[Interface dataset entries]
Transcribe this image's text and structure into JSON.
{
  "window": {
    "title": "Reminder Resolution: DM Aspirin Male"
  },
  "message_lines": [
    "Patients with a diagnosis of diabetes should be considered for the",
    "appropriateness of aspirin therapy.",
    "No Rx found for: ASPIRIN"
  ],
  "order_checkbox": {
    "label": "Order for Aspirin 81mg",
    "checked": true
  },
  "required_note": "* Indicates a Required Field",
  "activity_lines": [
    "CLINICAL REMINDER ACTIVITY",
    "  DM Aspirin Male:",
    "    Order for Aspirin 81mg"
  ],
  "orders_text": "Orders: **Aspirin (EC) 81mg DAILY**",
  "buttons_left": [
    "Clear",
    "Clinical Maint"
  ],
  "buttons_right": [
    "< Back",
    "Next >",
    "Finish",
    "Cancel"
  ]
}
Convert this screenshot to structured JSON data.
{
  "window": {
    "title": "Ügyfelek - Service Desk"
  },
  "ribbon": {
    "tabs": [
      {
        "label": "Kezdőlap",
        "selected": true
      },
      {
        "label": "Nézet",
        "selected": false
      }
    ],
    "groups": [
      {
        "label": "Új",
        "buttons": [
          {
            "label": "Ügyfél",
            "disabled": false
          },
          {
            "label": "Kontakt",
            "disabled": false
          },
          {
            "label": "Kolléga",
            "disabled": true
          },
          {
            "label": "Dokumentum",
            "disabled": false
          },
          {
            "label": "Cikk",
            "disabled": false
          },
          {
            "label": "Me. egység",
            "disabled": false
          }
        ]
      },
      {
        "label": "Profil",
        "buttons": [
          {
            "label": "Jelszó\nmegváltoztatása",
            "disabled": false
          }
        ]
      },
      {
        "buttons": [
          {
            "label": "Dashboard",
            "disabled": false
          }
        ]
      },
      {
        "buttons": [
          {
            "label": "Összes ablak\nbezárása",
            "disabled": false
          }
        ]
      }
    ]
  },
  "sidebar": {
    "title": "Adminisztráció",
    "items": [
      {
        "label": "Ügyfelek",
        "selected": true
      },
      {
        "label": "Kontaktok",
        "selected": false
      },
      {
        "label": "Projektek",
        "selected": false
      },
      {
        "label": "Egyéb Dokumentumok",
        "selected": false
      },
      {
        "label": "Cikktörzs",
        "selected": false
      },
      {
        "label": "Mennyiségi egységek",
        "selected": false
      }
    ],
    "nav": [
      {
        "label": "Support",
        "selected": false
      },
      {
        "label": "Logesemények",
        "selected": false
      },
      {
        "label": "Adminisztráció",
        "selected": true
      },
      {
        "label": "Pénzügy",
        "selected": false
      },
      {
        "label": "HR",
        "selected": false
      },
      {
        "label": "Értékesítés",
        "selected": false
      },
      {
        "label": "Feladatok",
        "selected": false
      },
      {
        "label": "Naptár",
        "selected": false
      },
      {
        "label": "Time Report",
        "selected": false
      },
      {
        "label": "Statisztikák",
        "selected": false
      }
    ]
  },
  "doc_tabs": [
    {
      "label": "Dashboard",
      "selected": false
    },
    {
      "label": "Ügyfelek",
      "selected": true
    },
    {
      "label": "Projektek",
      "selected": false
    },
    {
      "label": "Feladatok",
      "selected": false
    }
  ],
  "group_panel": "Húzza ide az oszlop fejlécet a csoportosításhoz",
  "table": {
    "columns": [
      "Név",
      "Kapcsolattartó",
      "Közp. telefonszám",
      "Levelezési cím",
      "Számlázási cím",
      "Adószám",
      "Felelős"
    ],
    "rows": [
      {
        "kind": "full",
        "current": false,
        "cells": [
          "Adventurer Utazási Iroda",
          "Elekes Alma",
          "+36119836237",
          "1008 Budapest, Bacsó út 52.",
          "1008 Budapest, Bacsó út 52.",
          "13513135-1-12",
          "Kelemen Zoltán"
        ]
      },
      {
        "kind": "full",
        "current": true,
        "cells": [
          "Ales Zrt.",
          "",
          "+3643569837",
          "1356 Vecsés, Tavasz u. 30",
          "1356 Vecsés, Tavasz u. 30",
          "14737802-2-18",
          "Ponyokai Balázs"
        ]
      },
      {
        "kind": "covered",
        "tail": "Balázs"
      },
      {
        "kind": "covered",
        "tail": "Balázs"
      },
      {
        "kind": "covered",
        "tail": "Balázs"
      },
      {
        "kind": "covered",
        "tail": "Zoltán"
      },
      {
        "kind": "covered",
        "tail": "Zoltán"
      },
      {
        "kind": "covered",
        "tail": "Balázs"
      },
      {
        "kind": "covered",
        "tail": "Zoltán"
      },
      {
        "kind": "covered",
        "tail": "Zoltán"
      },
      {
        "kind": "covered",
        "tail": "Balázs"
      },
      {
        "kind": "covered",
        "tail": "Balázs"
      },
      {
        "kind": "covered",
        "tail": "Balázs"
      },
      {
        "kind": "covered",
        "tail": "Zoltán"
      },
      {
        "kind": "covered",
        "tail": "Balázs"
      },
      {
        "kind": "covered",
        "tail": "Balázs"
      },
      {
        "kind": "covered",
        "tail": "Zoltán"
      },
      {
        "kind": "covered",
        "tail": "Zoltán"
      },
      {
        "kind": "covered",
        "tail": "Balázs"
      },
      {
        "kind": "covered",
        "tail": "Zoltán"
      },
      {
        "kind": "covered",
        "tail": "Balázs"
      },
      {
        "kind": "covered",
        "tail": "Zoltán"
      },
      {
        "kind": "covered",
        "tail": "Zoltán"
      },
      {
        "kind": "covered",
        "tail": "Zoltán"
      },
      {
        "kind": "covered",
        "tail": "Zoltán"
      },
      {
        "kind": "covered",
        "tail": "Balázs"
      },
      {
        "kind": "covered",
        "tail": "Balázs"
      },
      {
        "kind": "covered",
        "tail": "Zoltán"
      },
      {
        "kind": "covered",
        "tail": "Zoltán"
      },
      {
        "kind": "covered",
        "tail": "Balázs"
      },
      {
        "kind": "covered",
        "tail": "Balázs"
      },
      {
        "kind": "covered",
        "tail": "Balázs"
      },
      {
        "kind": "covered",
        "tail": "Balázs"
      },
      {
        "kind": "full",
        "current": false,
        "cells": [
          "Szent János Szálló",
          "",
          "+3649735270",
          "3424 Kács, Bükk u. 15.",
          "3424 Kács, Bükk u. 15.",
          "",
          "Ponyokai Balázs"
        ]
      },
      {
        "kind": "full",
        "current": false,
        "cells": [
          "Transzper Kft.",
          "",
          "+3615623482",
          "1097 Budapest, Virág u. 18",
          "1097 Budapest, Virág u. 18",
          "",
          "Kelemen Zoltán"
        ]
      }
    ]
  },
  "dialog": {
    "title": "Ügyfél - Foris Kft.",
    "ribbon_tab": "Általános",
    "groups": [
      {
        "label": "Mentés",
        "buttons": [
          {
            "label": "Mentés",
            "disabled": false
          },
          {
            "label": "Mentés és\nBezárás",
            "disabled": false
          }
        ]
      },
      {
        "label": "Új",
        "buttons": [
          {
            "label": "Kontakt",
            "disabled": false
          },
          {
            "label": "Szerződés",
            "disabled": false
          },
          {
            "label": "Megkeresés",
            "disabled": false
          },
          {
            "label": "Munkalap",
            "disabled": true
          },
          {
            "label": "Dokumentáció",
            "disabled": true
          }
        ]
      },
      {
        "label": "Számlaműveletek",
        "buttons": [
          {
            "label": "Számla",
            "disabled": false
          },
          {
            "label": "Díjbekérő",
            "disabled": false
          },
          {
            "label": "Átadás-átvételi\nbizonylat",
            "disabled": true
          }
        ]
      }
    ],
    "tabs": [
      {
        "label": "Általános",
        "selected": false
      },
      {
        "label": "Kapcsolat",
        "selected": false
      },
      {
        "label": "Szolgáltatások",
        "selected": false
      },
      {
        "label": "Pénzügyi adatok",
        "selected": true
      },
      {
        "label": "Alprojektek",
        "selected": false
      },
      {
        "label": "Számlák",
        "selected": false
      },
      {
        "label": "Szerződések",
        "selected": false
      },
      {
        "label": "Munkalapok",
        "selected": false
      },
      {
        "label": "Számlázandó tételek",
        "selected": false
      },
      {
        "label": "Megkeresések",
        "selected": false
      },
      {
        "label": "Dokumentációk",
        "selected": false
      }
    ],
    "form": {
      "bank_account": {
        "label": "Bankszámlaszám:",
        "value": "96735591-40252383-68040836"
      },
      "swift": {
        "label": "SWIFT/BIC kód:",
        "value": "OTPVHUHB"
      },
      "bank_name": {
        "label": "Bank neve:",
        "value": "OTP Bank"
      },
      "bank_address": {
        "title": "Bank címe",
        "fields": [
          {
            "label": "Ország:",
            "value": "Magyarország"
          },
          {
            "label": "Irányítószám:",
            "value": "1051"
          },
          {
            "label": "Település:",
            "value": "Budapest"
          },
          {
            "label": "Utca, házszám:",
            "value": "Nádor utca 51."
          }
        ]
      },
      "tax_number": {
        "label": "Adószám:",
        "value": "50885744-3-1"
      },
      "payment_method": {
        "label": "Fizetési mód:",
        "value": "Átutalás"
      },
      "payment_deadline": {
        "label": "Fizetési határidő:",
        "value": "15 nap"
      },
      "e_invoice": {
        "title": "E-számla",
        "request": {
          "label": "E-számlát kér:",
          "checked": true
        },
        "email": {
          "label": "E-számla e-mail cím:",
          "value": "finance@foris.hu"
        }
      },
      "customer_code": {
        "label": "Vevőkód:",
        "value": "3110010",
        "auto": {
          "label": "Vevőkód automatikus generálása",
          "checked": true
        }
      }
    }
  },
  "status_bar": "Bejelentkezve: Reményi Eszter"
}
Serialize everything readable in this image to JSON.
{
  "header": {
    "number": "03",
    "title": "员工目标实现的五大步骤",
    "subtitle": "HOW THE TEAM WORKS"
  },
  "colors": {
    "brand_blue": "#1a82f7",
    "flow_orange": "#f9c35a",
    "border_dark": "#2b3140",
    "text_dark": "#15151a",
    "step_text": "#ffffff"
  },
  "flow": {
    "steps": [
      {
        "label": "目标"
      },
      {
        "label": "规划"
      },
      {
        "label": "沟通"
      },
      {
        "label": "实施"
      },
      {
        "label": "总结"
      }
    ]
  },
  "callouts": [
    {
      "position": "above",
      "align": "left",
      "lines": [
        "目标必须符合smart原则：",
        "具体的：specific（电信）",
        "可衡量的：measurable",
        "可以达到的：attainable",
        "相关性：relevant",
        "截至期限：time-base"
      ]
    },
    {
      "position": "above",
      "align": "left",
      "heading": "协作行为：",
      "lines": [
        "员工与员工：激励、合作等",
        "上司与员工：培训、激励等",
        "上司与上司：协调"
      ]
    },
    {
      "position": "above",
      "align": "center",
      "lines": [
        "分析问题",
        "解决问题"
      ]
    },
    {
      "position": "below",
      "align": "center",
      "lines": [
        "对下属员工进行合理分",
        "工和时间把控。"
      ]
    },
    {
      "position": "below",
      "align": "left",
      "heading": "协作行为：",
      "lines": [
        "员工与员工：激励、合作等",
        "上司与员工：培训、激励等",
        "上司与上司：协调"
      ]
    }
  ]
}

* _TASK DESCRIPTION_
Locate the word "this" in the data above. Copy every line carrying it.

* _ANSWER SECTION_
Transcribe this image's text and structure into JSON.
Convert this screenshot to structured JSON data.
Serialize everything readable in this image to JSON.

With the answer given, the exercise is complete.